Christian Sedelmyer’s new album opens with the sprightly tune “Table Mountain,” with his violin circling nimbly around Andrew Marlin’s mandolin. The tune opens slowly in two leisurely measures before blossoming into a lively reel that allows every instrument to dance around the tune’s musical theme. It’s the perfect opening tune, a preview of how every tune on the album will unfold spaciously, letting each song take on its own life in its own time. Sedelmyer — a frequent sideman and session player for some of roots music’s biggest names and veteran of the Jerry Douglas Band, 10 String Symphony with Rachel Baiman, and The Farewell Drifters — is joined on the album by musical confidantes Marlin, who also plays guitar on “Pushin’ Through”; guitarist Eli West, who trades his six-string for clawhammer banjo on “Pushin’ Through”; and upright bassist Clint Mullican. Jerry Douglas joins them on dobro on “Deacon’s Waltz.”

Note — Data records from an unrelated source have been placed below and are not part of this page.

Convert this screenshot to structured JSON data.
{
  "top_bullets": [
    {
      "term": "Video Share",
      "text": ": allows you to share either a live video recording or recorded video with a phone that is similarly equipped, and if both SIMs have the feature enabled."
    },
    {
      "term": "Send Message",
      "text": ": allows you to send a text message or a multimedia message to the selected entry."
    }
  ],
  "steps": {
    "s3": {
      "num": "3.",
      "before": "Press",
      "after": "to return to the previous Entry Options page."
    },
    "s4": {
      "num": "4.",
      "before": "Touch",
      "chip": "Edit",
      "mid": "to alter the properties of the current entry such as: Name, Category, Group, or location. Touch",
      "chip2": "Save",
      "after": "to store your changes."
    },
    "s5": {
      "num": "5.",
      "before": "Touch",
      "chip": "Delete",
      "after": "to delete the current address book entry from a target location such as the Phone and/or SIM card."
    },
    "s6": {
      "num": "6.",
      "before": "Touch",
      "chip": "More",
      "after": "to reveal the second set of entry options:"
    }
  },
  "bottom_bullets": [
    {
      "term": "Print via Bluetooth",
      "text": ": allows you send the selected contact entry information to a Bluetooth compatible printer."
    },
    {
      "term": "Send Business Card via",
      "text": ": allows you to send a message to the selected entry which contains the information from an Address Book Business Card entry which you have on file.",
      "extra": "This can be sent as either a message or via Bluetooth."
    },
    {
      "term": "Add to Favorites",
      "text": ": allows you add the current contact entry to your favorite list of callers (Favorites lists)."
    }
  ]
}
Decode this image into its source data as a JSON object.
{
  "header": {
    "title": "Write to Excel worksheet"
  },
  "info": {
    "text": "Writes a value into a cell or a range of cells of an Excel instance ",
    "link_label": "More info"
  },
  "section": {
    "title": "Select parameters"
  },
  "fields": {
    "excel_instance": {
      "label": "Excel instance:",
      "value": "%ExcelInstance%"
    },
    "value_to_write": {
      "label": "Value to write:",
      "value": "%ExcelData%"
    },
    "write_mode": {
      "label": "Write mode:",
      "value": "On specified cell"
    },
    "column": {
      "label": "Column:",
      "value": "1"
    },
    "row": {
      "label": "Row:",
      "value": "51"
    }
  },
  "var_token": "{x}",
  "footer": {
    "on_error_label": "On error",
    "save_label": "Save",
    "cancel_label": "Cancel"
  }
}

“Pushin’ Through” opens with a few sparse notes from Sedelmyer before blooming into a Celtic tune with Sedelmyer’s crystalline fiddle runs spiraling into an ethereal atmosphere. The opening of the tune evokes the struggles of pushing through difficulties, but the middle breaks brightly into an open space that is celebratory, mimicking the overcoming of such struggles. The scampering Gypsy rambler “Brain Scan” captures the frenetic activity of a someone with an overloaded mind and the anxious rush to address it all. The achingly gorgeous “Deacon’s Waltz” acts as a centerpiece of the album; its somber and elegant tone encourages us to slow down and reflect on our fears and hopes. There’s also an element of loss and sadness in the tune that resolves in the final shimmering notes of the tune.
“Warm Reception” skitters along with unexpected chord changes that keep us on our toes, while “Yes Man” rustles by with the sprightly rhythms of a good old-fashioned front porch bluegrass ramble. The haunting title track closes the album with a melancholy and poignant feel.
In Sedelmyer’s palace there are many colorful, expansive, and inviting rooms, each offering a chance to enter and let the music wash over us. Ravine Palace dazzles with the tune-writing genius of Sedelmyer and the vibrant suppleness of his band of musical compadres.